JAMES MORRISON: PORT DAVEY, TASMANIA
Catalogue text by Sandra Bridie in conversation with James Morrison
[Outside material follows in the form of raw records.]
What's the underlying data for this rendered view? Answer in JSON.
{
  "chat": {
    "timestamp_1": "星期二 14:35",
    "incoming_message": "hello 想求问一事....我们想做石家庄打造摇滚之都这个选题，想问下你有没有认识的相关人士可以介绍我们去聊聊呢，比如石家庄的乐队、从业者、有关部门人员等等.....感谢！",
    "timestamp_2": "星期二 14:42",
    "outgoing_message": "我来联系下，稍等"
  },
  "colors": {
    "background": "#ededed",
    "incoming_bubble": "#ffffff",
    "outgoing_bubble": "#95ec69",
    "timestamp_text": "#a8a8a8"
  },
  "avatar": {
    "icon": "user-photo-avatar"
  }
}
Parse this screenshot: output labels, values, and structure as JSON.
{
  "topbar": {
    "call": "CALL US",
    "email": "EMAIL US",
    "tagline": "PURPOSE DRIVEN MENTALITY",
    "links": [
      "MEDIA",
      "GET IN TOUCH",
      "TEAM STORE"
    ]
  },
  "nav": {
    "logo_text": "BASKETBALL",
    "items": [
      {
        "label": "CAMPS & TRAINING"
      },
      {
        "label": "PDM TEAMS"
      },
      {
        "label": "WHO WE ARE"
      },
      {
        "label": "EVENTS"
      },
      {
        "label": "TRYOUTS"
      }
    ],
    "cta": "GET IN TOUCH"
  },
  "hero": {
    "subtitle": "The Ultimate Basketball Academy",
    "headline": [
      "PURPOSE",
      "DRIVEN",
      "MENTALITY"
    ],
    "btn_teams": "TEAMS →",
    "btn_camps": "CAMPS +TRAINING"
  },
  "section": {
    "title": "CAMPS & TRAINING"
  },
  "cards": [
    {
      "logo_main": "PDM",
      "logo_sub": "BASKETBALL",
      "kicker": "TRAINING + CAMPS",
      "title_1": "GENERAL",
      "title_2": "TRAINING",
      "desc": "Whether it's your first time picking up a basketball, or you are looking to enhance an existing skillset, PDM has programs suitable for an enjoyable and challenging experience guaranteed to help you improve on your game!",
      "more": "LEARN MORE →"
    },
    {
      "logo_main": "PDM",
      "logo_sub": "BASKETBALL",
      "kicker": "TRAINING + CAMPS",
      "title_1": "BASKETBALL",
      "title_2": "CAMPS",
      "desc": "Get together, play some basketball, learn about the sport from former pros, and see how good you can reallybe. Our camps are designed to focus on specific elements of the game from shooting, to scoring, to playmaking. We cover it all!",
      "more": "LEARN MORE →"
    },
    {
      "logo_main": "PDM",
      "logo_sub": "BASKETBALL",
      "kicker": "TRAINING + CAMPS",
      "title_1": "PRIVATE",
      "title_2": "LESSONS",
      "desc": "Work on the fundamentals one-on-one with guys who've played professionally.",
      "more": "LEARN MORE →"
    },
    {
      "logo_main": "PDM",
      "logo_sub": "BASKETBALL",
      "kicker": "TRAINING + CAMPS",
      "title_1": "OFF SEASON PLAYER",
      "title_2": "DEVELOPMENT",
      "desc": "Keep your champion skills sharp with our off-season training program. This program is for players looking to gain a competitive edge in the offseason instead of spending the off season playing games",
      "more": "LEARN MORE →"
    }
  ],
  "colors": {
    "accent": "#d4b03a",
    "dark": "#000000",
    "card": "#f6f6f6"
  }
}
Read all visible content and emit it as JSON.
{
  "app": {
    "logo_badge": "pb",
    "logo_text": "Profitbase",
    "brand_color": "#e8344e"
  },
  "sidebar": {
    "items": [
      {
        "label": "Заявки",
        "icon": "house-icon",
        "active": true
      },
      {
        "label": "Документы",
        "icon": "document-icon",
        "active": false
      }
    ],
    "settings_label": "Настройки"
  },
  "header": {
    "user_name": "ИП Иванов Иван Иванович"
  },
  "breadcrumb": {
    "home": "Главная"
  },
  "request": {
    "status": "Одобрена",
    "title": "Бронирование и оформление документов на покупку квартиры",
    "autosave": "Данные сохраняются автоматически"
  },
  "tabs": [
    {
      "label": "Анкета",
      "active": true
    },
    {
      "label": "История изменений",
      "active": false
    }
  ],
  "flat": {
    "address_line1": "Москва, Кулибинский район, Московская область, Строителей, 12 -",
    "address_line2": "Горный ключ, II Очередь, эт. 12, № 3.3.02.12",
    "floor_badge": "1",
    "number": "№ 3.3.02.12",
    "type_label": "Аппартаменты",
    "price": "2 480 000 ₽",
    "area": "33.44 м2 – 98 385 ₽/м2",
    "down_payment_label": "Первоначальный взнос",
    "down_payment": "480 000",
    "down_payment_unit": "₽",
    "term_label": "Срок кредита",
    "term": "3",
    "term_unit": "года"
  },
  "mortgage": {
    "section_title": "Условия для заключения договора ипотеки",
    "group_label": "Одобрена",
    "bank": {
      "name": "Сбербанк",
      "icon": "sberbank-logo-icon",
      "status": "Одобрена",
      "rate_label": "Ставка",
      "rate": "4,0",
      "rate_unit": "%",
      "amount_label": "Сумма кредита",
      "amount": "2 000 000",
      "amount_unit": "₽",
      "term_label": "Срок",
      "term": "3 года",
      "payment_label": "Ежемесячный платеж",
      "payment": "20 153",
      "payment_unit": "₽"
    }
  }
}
James Morrison’s excessive, fantastical paintings, in this exhibition, combined the exacting empiricism of botanical painting, the over-ripe exoticism of orientalist art, the awkward rendering of colonial landscape painting, and the narrative drive of magic realism. Despite their eccentric narrative, and hallucinatory world view, Morrison’s paintings have proven to be intensely autobiographical, informed in part from memories of a childhood upbringing in Papua New Guinea: ‘I guess that's where the colour and the 'exotic' in my work come from, and the colonial aspect in the work came from an awareness of being a white person in someone else's country’. Morrison’s paintings also engaged the complexity of painting the Australian landscape, through reference to artists as diverse as Glover, von Guerard and Namatjira: ‘I have always had a problem about how to acknowledge an indigenous presence, but now I am thinking that its absence is more telling than any trite symbolism I could conceive’. Based upon the remote coastal region of Port Davey, Tasmania — a place that the artist has never visited — Morrison’s idyllic landscapes and bittersweet tropical tales were imbued with a naïve yet romantic sensibility, with wild elements of humour and humidity, sexuality and sadness.